After the May 3 vote, Brown collected 67 per cent of the votes in all four of Hamilton’s ridings: Hamilton East-Stoney Creek, Ancaster-Flamborough-Dundas-Westdale, Hamilton Mountain, and Hamilton Centre.
Party sources say Brown, who represents Barrie in the House of Commons, is also leading “across the province” after the first ballot over Whitby-Oshawa MPP Christine Elliott.
Brown’s campaign officials stated in a May 3 release they’re “expectations were exceeded” with the “thousands” of people who turned out to vote for Brown.
When asked to comment on Brown’s lead, Elliott’s spokesperson, Marie Prentice referred to Elliott’s statement May 3 referring to the “tens of thousands of Elliott supporters (that) came out to the polls in every riding and put Elliott on the path to victory.”
Elliott cited a recent poll of party members who are eligible to vote revealing 58 per cent of them would vote for her as leader.
Brown’s campaign reported in March that they had sold over 40,000 party memberships, doubling the number of Elliott’s memberships that were sold. Elliott has said she has “wide support” across the province. (Source: Hamilton Spectator)
Editorial cartoon by Graeme MacKay, The Hamilton Spectator – Friday May 8, 2015
Omar Khadr walks free on bail after 13 years in custody
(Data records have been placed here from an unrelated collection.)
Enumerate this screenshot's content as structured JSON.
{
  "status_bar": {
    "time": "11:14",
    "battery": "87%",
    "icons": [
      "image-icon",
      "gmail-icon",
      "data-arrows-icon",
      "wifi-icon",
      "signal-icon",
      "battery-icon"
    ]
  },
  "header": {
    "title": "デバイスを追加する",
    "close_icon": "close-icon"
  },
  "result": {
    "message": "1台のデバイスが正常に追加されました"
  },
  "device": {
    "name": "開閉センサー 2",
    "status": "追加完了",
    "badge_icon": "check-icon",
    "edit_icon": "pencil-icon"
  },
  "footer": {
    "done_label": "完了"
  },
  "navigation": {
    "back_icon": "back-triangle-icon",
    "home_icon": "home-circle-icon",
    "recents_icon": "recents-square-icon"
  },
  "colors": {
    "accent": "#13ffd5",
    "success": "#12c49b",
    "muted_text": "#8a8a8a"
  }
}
With those words, Alberta Court of Appeal Justice Myra Bielby turned down the federal government’s last-ditch effort Thursday to keep the 28-year-old detained.
Omar Khadr broke into a big, wide smile when the decision was read. His supporters in the courtroom erupted in cheers.
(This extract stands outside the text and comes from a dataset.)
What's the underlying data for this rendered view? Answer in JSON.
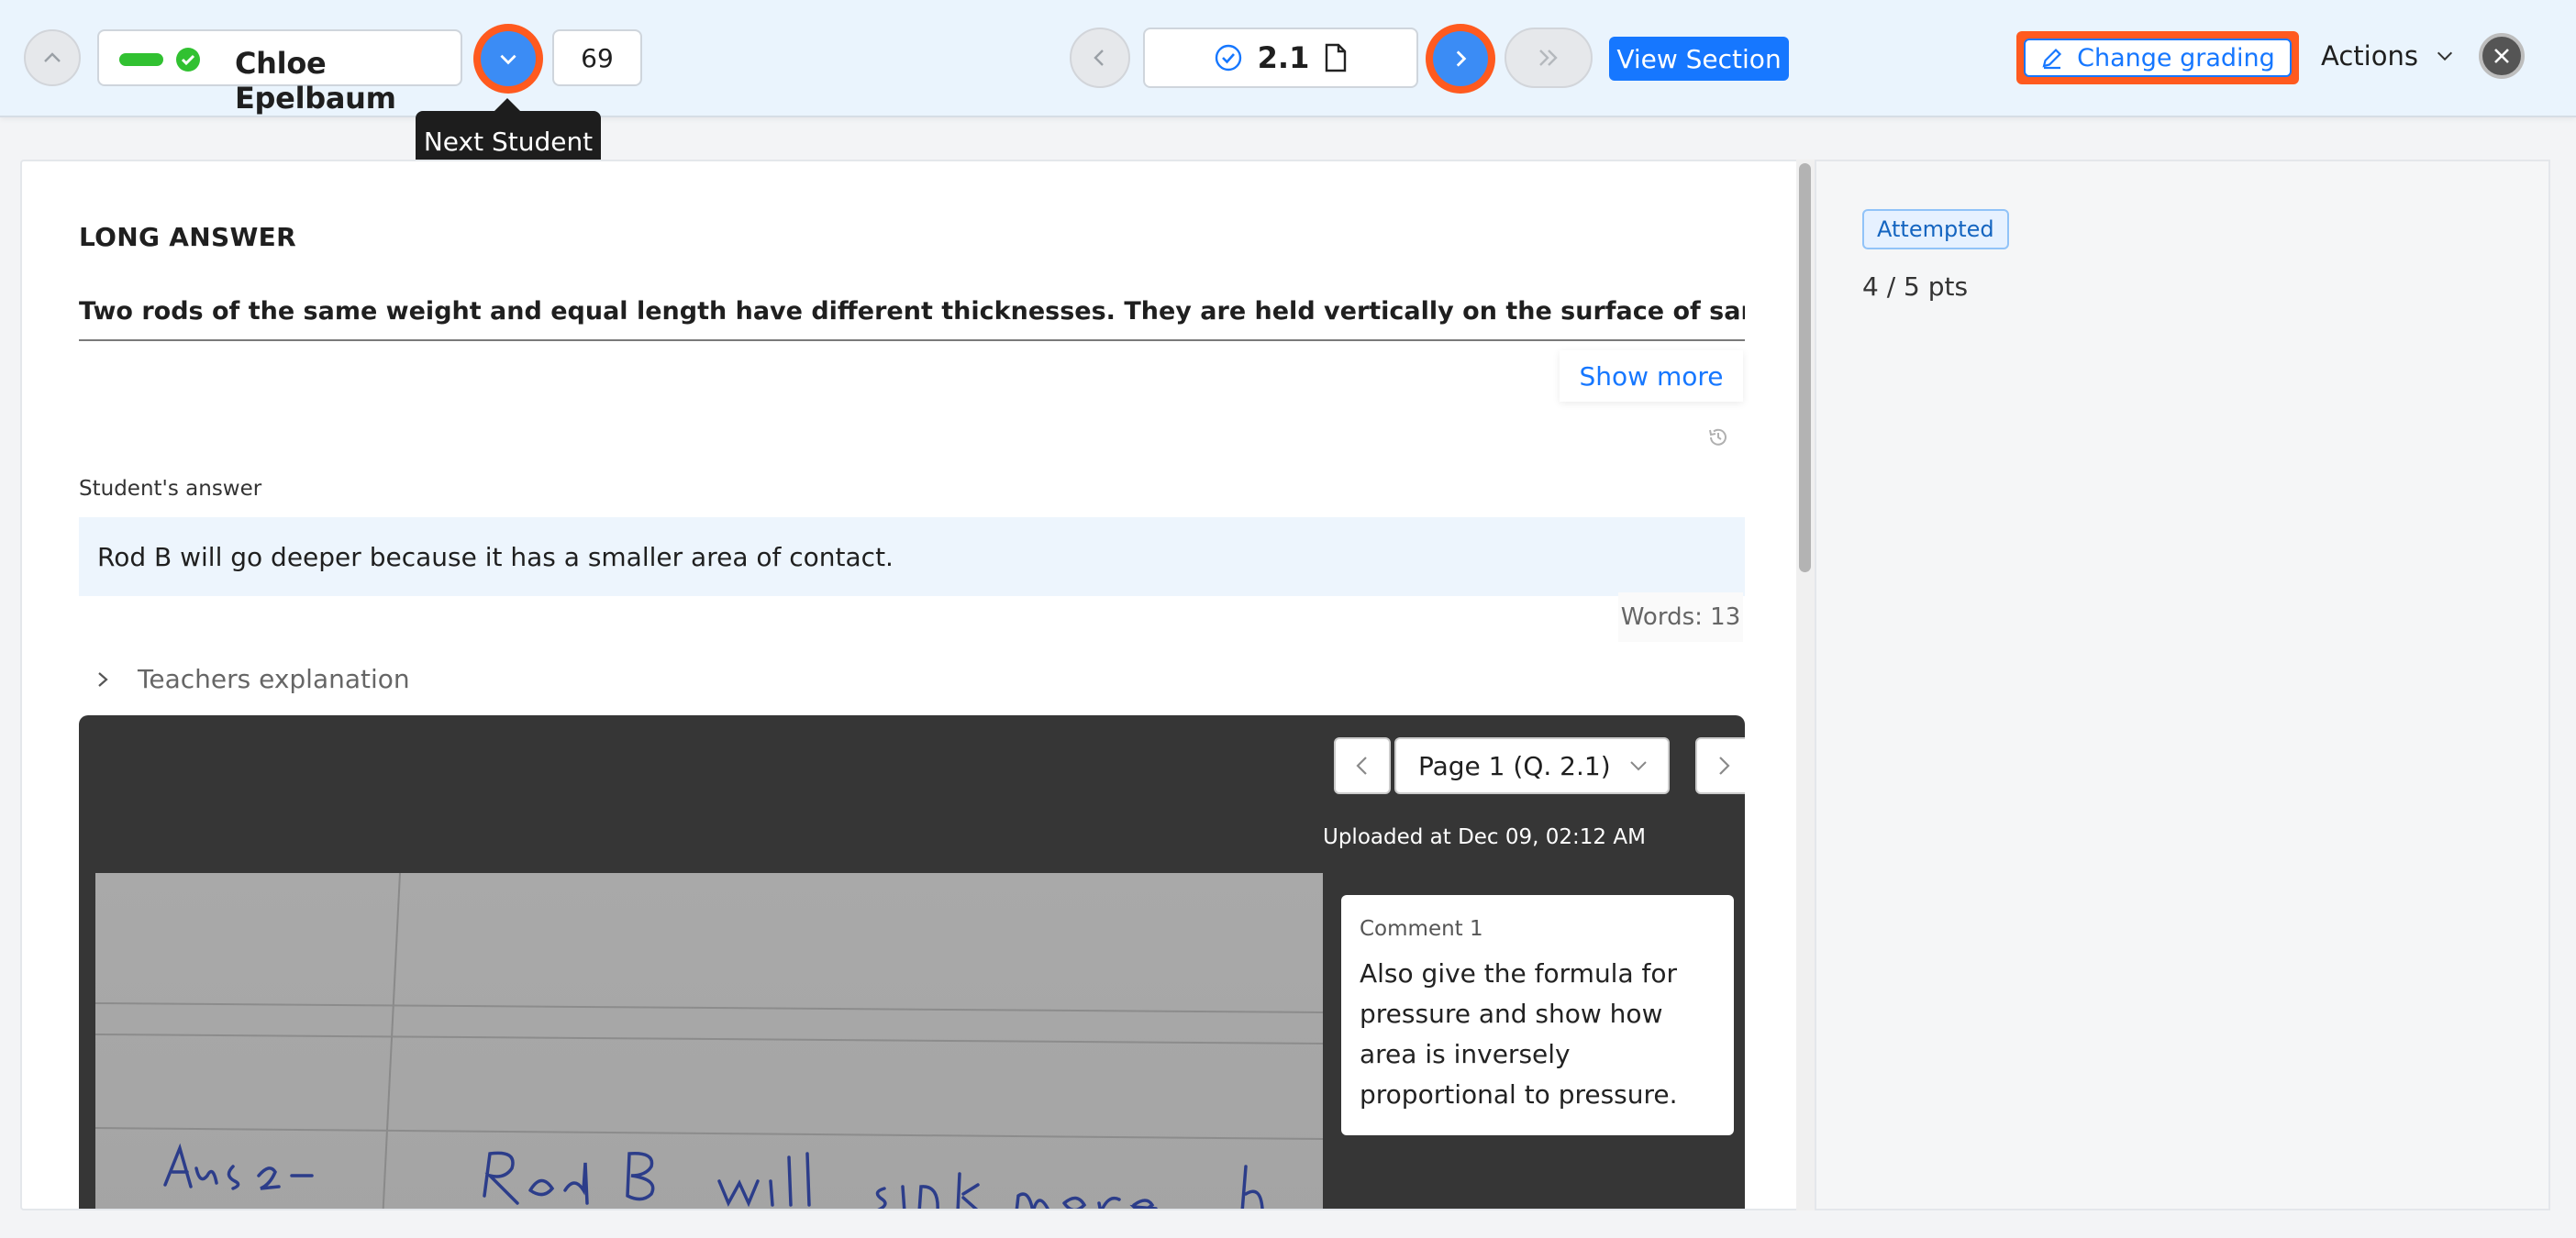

At 2:03 p.m. Toronto time, his lawyer Nathan Whitling posted a picture on Twitter of Khadr walking out of the courtroom with the caption: “#omarkhadr walks free.” The burly young man wore sneakers, jeans and a black T-shirt with his other lawyer, Dennis Edney, flanking him.
“Whatever anybody might think of Mr. Khadr he has now served his time.”
Bielby had heard arguments in the case Tuesday but said she could not rule immediately and granted the government a 48-hour stay in the bail order.
Her decision to turn down the government’s emergency motion cannot be appealed, but Ottawa will appeal the bail order itself, which was granted in March by Justice June Ross.
No date has been set yet for that appeal and Khadr is free on bail until the case works its way through the appeal court.
“We are disappointed by the decision of the court, because we feel that victims should be considered in the decisions,” Public Safety Minster Steven Blaney said at a press conference. Blaney said legal procedures against Khadr are “still underway” but he would not comment on whether the case will go to the Supreme Court.
In an earlier statement, Blaney also said: “Omar Khadr pleaded guilty to heinous crimes, including the murder of American Army medic Sergeant Christopher Speer. By his own admission, as reported in the media, his ideology has not changed. (Source: Toronto Star)